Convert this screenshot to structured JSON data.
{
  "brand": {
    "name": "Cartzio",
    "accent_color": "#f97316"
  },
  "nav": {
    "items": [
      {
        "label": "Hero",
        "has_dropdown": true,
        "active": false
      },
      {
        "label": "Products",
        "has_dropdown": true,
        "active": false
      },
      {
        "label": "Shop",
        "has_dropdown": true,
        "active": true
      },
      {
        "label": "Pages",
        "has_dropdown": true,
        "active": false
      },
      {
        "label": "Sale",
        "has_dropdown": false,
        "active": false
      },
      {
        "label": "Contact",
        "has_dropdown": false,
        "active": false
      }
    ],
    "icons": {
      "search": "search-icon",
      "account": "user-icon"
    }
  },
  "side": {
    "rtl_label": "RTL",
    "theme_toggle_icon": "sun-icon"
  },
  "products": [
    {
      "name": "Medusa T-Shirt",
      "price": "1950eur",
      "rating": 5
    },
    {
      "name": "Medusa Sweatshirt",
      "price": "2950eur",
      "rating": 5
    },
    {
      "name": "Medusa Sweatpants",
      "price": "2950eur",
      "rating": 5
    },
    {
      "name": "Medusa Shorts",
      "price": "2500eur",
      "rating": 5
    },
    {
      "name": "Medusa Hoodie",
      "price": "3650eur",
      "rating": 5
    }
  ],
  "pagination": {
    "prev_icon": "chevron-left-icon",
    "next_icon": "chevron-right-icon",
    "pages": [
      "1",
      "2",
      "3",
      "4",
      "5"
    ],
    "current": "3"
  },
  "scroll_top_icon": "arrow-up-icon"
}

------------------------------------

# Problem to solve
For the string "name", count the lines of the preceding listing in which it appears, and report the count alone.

# Output of the exercise
6